[To do] Search the data below, and report every line in which "accent" occurs.

[Data supplied]
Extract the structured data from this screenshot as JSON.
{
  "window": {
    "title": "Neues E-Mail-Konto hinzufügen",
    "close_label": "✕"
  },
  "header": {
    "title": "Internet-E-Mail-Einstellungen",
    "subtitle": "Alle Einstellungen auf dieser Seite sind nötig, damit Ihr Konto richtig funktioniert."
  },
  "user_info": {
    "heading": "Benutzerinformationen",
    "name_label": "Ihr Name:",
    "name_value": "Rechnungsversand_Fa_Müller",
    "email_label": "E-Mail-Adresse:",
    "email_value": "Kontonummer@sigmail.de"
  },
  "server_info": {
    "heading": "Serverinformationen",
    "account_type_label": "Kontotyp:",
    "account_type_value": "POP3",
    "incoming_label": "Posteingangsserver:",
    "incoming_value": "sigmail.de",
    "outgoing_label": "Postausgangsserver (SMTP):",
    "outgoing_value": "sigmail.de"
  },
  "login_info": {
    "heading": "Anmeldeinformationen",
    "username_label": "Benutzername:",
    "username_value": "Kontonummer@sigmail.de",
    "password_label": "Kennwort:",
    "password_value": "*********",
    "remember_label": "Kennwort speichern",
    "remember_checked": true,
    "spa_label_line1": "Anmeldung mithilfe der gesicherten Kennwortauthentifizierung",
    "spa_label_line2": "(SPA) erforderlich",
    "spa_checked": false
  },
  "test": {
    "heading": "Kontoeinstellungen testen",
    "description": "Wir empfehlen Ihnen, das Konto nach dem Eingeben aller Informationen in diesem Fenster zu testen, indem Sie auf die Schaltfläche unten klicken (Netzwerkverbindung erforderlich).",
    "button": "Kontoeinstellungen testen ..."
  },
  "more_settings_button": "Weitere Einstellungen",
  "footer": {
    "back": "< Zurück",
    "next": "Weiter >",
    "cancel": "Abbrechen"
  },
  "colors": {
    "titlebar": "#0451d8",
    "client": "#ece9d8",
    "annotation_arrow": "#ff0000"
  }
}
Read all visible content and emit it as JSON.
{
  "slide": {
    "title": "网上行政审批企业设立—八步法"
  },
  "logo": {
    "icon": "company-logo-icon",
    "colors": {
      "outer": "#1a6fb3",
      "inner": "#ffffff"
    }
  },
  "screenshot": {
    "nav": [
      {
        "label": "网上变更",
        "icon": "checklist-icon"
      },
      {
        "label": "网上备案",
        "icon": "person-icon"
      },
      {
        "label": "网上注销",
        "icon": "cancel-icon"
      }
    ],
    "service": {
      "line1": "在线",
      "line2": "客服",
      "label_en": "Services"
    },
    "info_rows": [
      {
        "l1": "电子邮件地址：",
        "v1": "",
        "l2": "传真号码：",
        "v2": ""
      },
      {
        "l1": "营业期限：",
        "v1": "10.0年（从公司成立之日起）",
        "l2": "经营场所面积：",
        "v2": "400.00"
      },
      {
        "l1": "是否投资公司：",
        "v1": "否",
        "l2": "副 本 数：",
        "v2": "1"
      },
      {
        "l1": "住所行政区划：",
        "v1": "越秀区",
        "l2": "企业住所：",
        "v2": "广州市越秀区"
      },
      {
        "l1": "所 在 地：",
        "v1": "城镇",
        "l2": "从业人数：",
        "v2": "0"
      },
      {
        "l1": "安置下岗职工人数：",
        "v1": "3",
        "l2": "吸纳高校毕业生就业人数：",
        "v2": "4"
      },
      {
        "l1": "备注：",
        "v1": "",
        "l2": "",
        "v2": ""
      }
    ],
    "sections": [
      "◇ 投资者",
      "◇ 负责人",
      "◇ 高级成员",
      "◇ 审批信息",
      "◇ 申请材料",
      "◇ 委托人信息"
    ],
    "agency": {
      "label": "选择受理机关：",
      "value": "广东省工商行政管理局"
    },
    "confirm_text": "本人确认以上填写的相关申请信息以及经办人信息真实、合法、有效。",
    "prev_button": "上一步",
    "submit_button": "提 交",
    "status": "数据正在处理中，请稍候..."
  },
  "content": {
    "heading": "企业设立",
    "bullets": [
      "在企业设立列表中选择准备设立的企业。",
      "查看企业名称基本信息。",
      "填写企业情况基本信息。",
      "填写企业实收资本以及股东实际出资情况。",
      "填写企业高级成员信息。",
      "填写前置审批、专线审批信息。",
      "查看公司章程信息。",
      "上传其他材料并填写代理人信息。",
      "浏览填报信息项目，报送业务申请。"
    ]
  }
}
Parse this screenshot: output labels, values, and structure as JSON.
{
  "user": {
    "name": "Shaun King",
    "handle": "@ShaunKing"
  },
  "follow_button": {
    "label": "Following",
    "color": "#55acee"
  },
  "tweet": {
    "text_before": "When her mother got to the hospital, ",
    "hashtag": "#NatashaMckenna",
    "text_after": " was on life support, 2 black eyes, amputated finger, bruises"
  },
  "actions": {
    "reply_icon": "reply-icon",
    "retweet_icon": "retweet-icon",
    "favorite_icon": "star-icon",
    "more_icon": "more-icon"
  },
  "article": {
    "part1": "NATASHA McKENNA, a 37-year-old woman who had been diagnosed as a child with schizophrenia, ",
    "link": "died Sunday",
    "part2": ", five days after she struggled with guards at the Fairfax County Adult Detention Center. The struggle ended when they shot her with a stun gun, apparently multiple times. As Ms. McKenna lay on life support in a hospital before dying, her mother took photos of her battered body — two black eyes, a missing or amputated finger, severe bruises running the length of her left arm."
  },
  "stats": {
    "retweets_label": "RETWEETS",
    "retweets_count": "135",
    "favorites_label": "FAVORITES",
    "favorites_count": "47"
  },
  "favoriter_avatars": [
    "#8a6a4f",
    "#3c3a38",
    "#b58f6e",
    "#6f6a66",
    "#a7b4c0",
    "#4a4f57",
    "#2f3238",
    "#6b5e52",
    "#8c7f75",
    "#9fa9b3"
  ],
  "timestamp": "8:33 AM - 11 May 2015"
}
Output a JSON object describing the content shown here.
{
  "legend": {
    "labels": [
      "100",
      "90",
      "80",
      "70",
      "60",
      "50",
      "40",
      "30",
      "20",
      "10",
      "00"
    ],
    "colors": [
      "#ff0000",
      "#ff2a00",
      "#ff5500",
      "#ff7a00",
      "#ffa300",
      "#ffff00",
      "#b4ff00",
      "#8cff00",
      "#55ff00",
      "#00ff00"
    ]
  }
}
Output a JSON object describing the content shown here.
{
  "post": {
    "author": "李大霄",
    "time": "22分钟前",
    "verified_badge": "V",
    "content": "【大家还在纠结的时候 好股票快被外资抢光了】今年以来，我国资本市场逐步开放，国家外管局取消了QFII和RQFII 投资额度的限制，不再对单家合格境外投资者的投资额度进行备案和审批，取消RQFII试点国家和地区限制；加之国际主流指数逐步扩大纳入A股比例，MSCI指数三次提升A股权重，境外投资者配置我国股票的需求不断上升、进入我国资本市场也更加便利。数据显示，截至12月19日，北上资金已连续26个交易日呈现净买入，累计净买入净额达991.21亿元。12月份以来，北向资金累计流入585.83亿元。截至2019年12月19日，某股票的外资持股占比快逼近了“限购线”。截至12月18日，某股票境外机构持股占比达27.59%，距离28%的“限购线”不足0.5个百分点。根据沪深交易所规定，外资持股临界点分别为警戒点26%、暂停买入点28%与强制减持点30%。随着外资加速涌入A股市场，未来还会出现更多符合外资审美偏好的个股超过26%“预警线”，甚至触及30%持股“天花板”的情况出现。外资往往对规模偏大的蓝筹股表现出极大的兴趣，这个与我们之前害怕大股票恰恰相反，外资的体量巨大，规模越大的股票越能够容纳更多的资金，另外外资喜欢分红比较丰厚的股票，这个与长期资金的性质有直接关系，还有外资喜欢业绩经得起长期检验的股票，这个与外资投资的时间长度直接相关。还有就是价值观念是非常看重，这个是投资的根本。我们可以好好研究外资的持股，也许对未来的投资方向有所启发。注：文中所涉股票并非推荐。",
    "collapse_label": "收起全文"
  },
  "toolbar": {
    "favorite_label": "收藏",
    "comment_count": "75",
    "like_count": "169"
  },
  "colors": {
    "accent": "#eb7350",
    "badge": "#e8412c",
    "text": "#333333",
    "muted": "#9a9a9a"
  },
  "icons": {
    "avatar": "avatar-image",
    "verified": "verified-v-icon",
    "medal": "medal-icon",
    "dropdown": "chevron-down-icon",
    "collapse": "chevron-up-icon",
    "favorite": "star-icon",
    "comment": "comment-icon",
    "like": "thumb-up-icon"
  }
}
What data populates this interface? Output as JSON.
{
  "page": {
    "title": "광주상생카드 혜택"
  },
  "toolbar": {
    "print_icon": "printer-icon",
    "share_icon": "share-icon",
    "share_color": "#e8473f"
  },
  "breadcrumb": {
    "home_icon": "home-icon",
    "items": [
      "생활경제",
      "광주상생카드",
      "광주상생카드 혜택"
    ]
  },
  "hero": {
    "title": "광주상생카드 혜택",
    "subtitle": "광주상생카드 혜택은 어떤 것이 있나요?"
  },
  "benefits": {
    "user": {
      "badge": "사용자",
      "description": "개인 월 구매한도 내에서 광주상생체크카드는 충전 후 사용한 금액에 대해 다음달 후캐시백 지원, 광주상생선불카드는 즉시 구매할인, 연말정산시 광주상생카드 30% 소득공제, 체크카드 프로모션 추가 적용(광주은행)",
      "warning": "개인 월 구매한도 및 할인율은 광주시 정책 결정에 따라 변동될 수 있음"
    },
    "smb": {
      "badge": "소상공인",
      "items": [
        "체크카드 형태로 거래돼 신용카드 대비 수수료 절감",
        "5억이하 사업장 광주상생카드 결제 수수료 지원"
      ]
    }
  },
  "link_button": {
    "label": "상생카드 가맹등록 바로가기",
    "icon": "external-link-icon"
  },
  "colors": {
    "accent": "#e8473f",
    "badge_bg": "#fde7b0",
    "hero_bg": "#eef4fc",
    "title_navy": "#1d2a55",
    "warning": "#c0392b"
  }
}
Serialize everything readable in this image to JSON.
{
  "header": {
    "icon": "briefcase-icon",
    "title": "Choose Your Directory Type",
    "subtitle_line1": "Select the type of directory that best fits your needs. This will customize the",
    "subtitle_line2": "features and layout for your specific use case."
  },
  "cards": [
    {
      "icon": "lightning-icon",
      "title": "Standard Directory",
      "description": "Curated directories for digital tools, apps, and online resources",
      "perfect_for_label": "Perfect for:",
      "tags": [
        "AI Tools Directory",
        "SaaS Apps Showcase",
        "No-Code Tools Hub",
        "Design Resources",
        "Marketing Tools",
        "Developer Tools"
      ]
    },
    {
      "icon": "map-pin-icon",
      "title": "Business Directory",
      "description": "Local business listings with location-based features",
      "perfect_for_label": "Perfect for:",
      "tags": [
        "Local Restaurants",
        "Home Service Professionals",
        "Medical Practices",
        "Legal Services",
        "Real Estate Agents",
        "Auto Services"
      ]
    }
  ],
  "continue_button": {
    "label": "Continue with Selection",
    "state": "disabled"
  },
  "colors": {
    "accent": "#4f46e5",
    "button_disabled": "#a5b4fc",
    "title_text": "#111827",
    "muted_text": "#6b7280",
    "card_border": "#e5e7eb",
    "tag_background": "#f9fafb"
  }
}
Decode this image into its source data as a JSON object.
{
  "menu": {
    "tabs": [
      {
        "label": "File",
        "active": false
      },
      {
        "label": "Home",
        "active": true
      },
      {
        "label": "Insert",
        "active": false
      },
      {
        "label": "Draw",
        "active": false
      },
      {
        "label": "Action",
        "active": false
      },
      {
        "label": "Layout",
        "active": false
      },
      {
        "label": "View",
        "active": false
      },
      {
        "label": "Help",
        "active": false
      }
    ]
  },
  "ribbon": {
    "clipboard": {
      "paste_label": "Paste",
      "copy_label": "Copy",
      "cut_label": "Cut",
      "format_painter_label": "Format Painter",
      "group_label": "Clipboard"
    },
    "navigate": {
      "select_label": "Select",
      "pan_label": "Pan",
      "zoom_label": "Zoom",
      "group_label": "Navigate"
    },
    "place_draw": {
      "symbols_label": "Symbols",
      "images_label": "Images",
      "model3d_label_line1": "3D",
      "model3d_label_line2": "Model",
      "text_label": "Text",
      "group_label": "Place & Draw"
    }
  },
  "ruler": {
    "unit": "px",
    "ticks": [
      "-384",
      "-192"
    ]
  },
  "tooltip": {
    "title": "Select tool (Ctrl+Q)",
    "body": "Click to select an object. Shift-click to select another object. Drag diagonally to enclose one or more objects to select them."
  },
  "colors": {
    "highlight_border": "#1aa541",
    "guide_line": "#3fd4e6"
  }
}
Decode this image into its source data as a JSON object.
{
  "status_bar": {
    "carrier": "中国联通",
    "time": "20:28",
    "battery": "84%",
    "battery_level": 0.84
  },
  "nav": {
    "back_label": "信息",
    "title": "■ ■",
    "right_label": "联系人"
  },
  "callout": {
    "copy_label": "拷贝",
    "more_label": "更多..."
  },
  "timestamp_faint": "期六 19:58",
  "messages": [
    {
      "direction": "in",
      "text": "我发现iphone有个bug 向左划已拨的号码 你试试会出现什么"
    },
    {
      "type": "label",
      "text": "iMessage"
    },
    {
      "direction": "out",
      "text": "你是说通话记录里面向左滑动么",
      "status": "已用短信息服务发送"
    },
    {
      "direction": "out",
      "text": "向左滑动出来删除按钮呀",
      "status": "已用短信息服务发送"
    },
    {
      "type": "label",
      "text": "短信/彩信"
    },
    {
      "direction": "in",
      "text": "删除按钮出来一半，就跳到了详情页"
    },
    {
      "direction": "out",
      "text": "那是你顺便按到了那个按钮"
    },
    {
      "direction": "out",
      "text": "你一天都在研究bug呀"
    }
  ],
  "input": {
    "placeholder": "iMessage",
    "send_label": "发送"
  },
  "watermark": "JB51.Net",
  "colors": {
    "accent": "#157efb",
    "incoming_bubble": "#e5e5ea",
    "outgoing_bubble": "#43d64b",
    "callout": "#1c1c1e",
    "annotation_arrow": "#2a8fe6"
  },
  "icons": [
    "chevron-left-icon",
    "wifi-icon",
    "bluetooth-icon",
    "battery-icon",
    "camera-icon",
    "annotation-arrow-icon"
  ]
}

[Written response]
    "accent": "#eb7350",
    "accent": "#e8473f",
    "accent": "#4f46e5",
    "accent": "#157efb",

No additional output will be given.